What to do :: Extract every record, keeping each one exactly as it is.

Data shown ::
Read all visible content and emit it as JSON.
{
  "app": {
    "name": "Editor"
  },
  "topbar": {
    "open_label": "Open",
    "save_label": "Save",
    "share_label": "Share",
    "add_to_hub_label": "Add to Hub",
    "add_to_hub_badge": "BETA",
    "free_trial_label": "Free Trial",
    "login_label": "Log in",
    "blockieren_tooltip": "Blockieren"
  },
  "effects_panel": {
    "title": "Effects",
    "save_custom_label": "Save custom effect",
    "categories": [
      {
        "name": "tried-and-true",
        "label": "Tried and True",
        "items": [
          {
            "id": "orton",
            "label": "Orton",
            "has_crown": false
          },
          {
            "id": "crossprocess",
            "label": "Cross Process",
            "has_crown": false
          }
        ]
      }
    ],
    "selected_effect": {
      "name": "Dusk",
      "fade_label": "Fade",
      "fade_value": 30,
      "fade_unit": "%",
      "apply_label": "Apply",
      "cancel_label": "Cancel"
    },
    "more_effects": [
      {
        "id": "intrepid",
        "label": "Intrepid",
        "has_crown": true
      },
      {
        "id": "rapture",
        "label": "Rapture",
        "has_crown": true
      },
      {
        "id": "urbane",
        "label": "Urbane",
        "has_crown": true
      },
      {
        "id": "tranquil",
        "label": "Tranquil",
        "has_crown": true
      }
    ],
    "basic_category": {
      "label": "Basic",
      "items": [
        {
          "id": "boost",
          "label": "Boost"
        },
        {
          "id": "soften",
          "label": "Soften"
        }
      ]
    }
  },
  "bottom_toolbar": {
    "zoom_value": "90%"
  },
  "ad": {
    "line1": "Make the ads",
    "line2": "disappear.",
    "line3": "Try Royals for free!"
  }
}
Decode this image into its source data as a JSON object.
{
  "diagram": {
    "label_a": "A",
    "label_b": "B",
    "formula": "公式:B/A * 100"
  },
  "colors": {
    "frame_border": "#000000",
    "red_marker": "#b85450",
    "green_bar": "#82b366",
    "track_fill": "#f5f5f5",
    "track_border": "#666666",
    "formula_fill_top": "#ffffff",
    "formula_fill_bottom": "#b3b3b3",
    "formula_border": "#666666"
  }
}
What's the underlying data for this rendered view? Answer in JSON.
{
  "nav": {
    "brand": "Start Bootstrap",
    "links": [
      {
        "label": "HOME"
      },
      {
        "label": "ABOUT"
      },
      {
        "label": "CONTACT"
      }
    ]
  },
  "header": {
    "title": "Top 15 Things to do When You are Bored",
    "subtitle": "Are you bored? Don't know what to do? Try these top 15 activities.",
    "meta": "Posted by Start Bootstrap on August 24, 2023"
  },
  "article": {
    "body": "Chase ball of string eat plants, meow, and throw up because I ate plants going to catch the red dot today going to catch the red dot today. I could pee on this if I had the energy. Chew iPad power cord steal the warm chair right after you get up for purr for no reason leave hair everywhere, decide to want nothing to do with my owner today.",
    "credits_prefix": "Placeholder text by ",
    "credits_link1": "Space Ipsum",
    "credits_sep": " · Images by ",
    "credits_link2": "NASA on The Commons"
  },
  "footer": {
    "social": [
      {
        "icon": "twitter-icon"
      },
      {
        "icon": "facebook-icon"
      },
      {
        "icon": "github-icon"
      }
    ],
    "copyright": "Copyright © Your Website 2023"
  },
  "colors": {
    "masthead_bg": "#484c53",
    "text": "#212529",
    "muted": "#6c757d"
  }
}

Answer section ::
Read all visible content and emit it as JSON.
{
  "app": {
    "name": "Editor"
  },
  "topbar": {
    "open_label": "Open",
    "save_label": "Save",
    "share_label": "Share",
    "add_to_hub_label": "Add to Hub",
    "add_to_hub_badge": "BETA",
    "free_trial_label": "Free Trial",
    "login_label": "Log in",
    "blockieren_tooltip": "Blockieren"
  },
  "effects_panel": {
    "title": "Effects",
    "save_custom_label": "Save custom effect",
    "categories": [
      {
        "name": "tried-and-true",
        "label": "Tried and True",
        "items": [
          {
            "id": "orton",
            "label": "Orton",
            "has_crown": false
          },
          {
            "id": "crossprocess",
            "label": "Cross Process",
            "has_crown": false
          }
        ]
      }
    ],
    "selected_effect": {
      "name": "Dusk",
      "fade_label": "Fade",
      "fade_value": 30,
      "fade_unit": "%",
      "apply_label": "Apply",
      "cancel_label": "Cancel"
    },
    "more_effects": [
      {
        "id": "intrepid",
        "label": "Intrepid",
        "has_crown": true
      },
      {
        "id": "rapture",
        "label": "Rapture",
        "has_crown": true
      },
      {
        "id": "urbane",
        "label": "Urbane",
        "has_crown": true
      },
      {
        "id": "tranquil",
        "label": "Tranquil",
        "has_crown": true
      }
    ],
    "basic_category": {
      "label": "Basic",
      "items": [
        {
          "id": "boost",
          "label": "Boost"
        },
        {
          "id": "soften",
          "label": "Soften"
        }
      ]
    }
  },
  "bottom_toolbar": {
    "zoom_value": "90%"
  },
  "ad": {
    "line1": "Make the ads",
    "line2": "disappear.",
    "line3": "Try Royals for free!"
  }
}
Decode this image into its source data as a JSON object.
{
  "diagram": {
    "label_a": "A",
    "label_b": "B",
    "formula": "公式:B/A * 100"
  },
  "colors": {
    "frame_border": "#000000",
    "red_marker": "#b85450",
    "green_bar": "#82b366",
    "track_fill": "#f5f5f5",
    "track_border": "#666666",
    "formula_fill_top": "#ffffff",
    "formula_fill_bottom": "#b3b3b3",
    "formula_border": "#666666"
  }
}
What's the underlying data for this rendered view? Answer in JSON.
{
  "nav": {
    "brand": "Start Bootstrap",
    "links": [
      {
        "label": "HOME"
      },
      {
        "label": "ABOUT"
      },
      {
        "label": "CONTACT"
      }
    ]
  },
  "header": {
    "title": "Top 15 Things to do When You are Bored",
    "subtitle": "Are you bored? Don't know what to do? Try these top 15 activities.",
    "meta": "Posted by Start Bootstrap on August 24, 2023"
  },
  "article": {
    "body": "Chase ball of string eat plants, meow, and throw up because I ate plants going to catch the red dot today going to catch the red dot today. I could pee on this if I had the energy. Chew iPad power cord steal the warm chair right after you get up for purr for no reason leave hair everywhere, decide to want nothing to do with my owner today.",
    "credits_prefix": "Placeholder text by ",
    "credits_link1": "Space Ipsum",
    "credits_sep": " · Images by ",
    "credits_link2": "NASA on The Commons"
  },
  "footer": {
    "social": [
      {
        "icon": "twitter-icon"
      },
      {
        "icon": "facebook-icon"
      },
      {
        "icon": "github-icon"
      }
    ],
    "copyright": "Copyright © Your Website 2023"
  },
  "colors": {
    "masthead_bg": "#484c53",
    "text": "#212529",
    "muted": "#6c757d"
  }
}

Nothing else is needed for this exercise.